Brazil GDP growth was 7.5% last year and the government estimates an optimistic 4.5% growth this year. The investment community doesn’t seem as positive though. London-based Capital Economics says “The current pattern of growth in Brazil is looking particularly unsustainable”. On the growth estimate:
“The firm has penciled in a meager 2.5-percent expansion for Brazil in 2013, believing that consumers have binged too much on credit. That is a shockingly low figure for a country that has become used to being ranked alongside China and India as the world’s hottest big emerging markets.”
Nomura’s Tony Volpon seems to agree by saying that “If you take away a strong labor market and you take away credit you basically get a different Brazil, a much lower growth Brazil”.
For him, Brazil is on course to return to more “boring” rates of growth — just 3.8 percent this year and 3.7 percent in 2012 — barring deeper reforms to improve Brazil’s business environment.
Volpon believes the job market may have entered bubble territory as companies chase scarce workers with higher salaries despite a gathering slowdown.
“Labour productivity is basically crashing in Brazil.
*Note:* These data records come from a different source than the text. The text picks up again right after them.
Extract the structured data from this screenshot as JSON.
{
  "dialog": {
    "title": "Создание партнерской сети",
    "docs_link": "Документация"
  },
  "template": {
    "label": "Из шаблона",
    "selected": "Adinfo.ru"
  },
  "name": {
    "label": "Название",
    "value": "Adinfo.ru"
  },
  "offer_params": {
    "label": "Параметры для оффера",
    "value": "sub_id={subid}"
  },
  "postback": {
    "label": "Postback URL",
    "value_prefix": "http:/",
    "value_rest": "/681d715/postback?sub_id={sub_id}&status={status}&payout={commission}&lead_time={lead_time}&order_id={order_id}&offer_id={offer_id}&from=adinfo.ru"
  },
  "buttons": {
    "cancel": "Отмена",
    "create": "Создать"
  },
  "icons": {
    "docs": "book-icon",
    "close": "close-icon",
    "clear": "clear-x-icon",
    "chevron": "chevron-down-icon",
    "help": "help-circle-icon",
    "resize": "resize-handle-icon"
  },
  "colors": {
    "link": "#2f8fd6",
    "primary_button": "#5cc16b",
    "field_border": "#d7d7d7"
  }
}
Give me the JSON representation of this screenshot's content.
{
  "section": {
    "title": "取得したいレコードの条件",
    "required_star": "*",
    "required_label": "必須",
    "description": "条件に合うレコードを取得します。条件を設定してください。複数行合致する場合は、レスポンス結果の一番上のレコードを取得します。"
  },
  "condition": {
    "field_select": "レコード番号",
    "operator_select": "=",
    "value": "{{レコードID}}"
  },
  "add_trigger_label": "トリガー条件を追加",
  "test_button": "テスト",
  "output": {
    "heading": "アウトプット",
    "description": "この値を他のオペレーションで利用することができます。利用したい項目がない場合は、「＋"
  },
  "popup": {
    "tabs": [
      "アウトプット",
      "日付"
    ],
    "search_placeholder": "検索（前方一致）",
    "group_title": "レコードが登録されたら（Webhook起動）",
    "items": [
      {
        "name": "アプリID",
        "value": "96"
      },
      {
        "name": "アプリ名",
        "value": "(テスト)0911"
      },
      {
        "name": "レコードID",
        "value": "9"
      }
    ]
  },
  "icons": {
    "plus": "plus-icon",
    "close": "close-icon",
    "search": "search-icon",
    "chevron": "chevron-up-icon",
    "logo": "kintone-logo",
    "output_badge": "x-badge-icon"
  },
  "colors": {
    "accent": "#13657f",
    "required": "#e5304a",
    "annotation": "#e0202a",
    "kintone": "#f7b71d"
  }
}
Unless companies stop paying these crazy salaries … they are going to destroy their profitability,” he said.
Consumer confidence fell to a two-year low in June, according to a national industry index, and defaults on personal loans rose 22 percent in the first six months of the year, the biggest jump in nine years.
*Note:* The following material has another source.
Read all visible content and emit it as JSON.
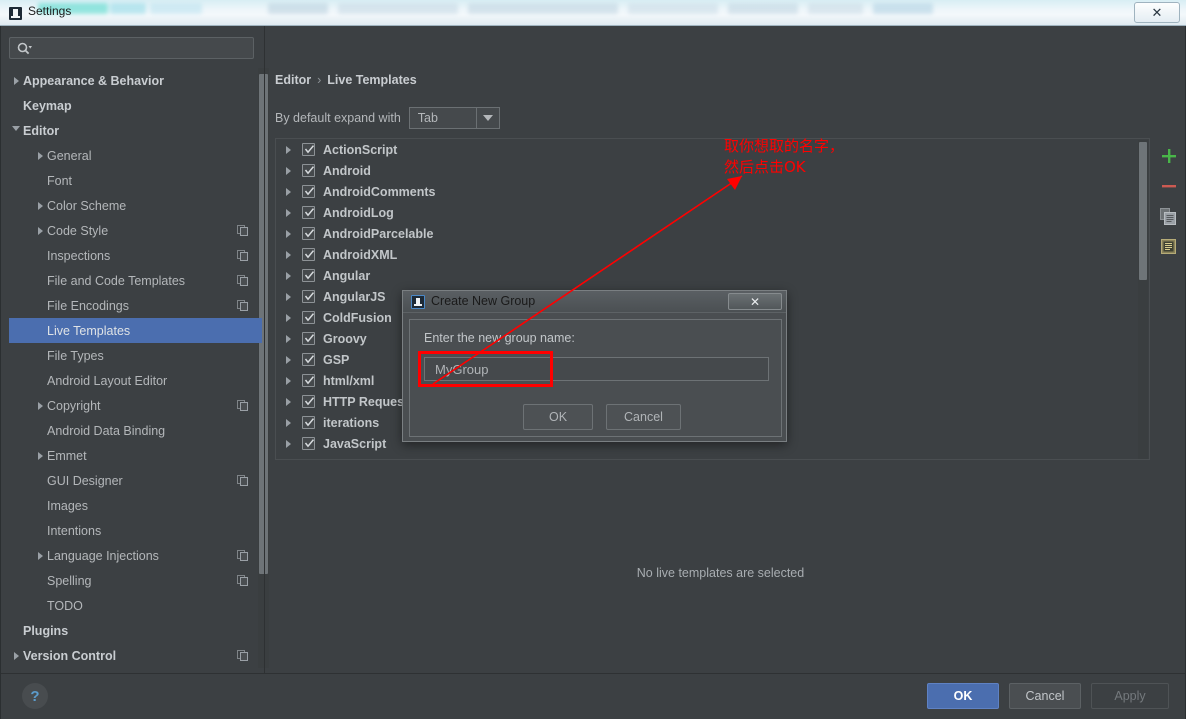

“You could argue that if the job market deteriorates a little bit those non-performing loans are going to go through the roof.”